AFL, players to find common ground: Davis

GWS' Phil Davis (l) says the players' association and the AFL will work for the good of the game.
GWS' Phil Davis (l) says the players' association and the AFL will work for the good of the game.

AFL Players' Association vice-president Phil Davis expects upcoming negotiations with the AFL on major issues to result in the best outcome for the code, even though the two parties will start from very different positions.

Hot topics such as wages and list sizes are expected to be raised, with a review of the collective-bargaining agreement for the next two years on the table in discussions between the organisations.

Prior to the coronavirus shutdown, talks over player pay cuts generated some heated debate before an agreement was finally reached.

Player salaries have been reduced by 50 per cent for the remainder of the season and there are suggestions the AFL may look for another cut for 2021.

GWS key back and former co-captain Davis said the pay talks earlier in the year showed the two bodies are capable of putting aside their differences and reaching an agreement for the good of the code.

"A good outcome was reached for all parties, so that the game could keep going and keep the industry afloat," Davis told AAP.

"There's more than likely going to be different starting points, as most negotiations have.

"However there's a history of the AFL and AFL Players' Association negotiating in good faith and getting the outcome that is best for the whole industry.

"I expect that to be the same case with all those things, whether it be player list sizes, salary caps or other aspects of players' contracts."

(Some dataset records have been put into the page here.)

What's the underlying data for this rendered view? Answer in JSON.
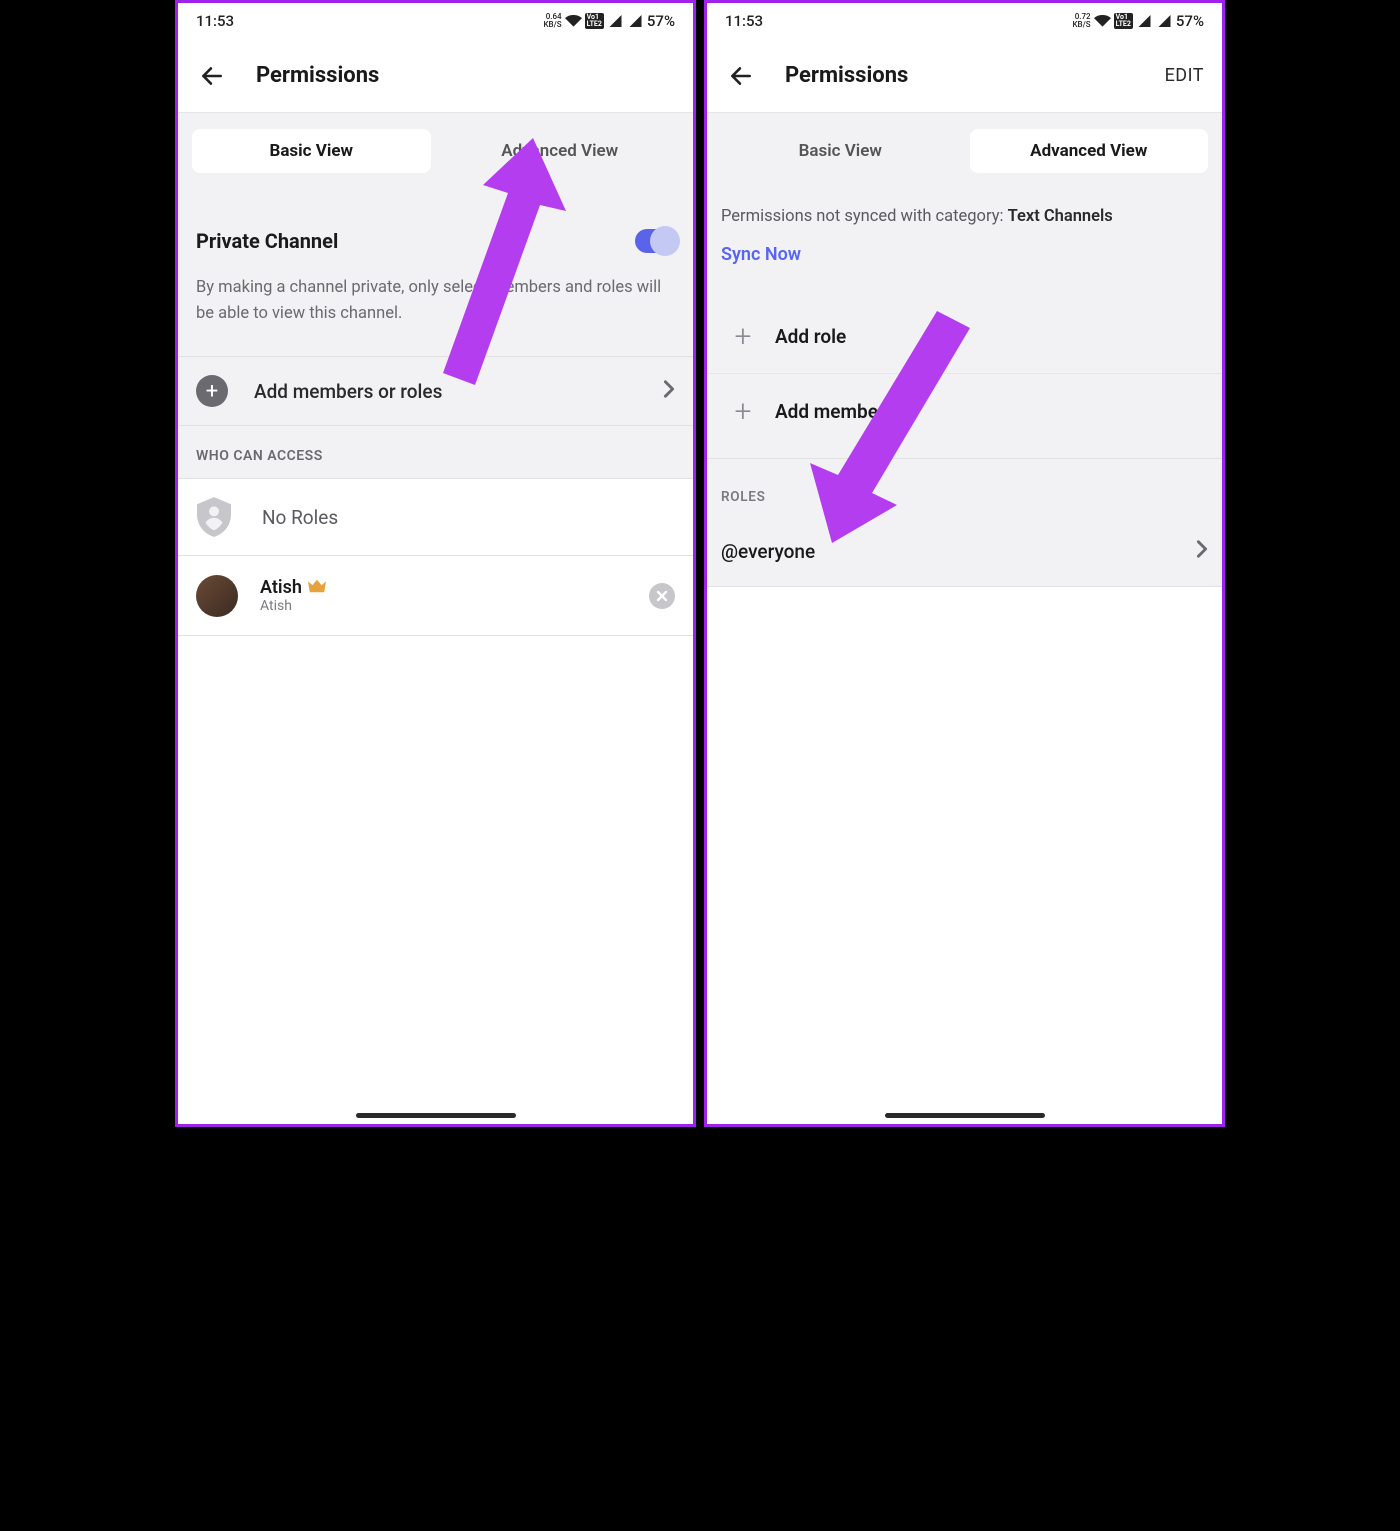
{
  "statusbar": {
    "time": "11:53",
    "kbps_left": "0.64",
    "kbps_right": "0.72",
    "kbps_unit": "KB/S",
    "lte1": "Vo1",
    "lte2": "LTE2",
    "battery": "57%"
  },
  "left": {
    "title": "Permissions",
    "tabs": {
      "basic": "Basic View",
      "advanced": "Advanced View"
    },
    "private_title": "Private Channel",
    "private_desc": "By making a channel private, only select members and roles will be able to view this channel.",
    "add_members": "Add members or roles",
    "who_header": "WHO CAN ACCESS",
    "no_roles": "No Roles",
    "member": {
      "name": "Atish",
      "sub": "Atish"
    }
  },
  "right": {
    "title": "Permissions",
    "edit": "EDIT",
    "tabs": {
      "basic": "Basic View",
      "advanced": "Advanced View"
    },
    "sync_text_pre": "Permissions not synced with category: ",
    "sync_category": "Text Channels",
    "sync_now": "Sync Now",
    "add_role": "Add role",
    "add_member": "Add member",
    "roles_header": "ROLES",
    "everyone": "@everyone"
  }
}
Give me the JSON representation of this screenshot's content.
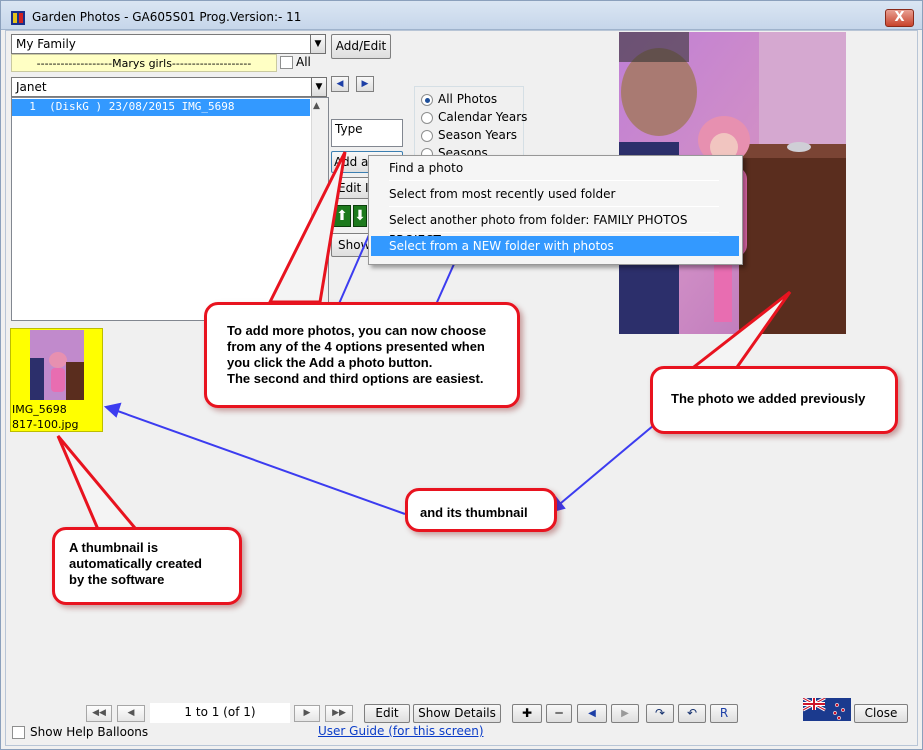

Another hot topic in the lead up to the resumption of the season has been whether the AFL should look to tweak the rules in an attempt to make the game a better spectacle, as the NRL has done.

"Sometimes if there's a thing the AFL is chasing, you have to have a leap of faith and be a little bit bulletproof while the feedback comes, which is always a challenge," Davis said.

"It's always a tough argument between the purest nature of the game and how much we want to tinker with the rules, versus what is best for the audience at home.

"'That's an area that probably needs to have some more exploration before we start charging down a certain path."

Australian Associated Press